― Terrence Malick, The Tree of Life

There are two common roads. The road of despair and the road of presumption. One of self-defeat, the other of self-exertion. Both roads have quite different terrains but both lead in the same direction.

This season of Lent is a strange gift of exposure. In a world of a great divide of pessimists and optimists, of the despairing and determined, our clutch for control remains.

Humanity’s pursuit for self-defined worth and self-determined meaning is a noble but ultimately futile attempt at preserving control. And the ways in which we live in functional despair are the shadow side of this. Met with failure or disappointment, resigning to life’s hardship is simply another way in which we attempt to manage. If we can’t have things our way, at least we can give up on our own terms.

But both paths are opposite the way of grace.

The road of humility is a road covered in the dust of grace. It’s a reminder that we are from dust and to dust we shall return, and a reminder that life is fundamentally a gift.

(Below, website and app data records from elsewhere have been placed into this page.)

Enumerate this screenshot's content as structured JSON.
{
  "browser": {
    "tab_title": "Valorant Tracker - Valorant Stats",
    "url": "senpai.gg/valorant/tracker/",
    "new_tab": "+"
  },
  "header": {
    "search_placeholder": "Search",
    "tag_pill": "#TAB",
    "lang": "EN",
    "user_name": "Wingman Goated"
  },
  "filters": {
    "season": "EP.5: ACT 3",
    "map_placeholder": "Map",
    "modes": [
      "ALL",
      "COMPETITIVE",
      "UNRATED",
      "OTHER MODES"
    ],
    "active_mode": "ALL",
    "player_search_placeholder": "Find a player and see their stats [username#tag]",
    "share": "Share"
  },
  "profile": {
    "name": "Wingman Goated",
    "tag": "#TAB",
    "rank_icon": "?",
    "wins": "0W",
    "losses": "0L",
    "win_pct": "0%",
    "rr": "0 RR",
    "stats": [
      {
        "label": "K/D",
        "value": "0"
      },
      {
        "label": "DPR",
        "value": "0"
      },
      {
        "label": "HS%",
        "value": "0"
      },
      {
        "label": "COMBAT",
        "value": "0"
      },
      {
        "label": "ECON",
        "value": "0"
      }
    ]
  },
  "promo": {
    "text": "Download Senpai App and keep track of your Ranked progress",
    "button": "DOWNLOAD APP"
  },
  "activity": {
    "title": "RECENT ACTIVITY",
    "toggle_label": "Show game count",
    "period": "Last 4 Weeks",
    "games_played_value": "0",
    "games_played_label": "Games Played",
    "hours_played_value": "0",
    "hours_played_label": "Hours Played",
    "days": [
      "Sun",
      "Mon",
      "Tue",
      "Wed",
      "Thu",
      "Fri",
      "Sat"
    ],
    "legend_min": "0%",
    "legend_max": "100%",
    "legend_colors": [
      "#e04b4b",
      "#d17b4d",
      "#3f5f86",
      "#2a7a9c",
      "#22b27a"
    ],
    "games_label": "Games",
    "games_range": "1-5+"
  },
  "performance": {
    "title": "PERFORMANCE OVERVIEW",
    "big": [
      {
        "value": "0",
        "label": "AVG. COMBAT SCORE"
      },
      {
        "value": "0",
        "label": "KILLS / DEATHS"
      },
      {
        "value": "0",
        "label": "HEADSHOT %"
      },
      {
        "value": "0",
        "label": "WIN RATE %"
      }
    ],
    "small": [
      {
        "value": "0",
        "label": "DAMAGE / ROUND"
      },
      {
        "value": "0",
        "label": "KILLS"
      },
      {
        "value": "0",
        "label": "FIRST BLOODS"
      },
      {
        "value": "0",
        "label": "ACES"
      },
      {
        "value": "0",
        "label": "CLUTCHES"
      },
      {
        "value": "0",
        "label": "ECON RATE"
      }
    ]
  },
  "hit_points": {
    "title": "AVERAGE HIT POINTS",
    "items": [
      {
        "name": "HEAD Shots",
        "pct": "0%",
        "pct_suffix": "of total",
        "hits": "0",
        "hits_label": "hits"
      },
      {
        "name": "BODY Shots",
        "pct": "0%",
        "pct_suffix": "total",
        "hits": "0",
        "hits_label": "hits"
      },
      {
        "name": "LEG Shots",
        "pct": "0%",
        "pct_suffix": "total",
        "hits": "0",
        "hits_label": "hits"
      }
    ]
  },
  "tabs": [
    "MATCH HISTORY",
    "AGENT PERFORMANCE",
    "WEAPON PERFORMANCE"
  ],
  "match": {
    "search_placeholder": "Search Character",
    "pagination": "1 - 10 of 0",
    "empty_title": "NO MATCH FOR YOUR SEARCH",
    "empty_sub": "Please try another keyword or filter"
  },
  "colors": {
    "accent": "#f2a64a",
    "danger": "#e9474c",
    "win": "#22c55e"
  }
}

This path is a tremendously difficult one as it asks us to pause before we go onward. To receive requires empty-handedness and a confession that we ultimately have nothing to offer. It requires us to kneel on whatever path we are on to confess we are lost and that we don’t have it in us to get wherever there is. And in that confession we sit in the dust of grace.

In the dust, we see our humanity, our sin, and our lack of control, but in the dust we are made receptive to grace.

This path of grace is strange. It isn’t one we pave ourselves but has rather been paved down to us. And so we are invited to follow in the way of Jesus who has met us in the dust, sustains us in love, and (as Bonhoeffer once said) bids us come and die.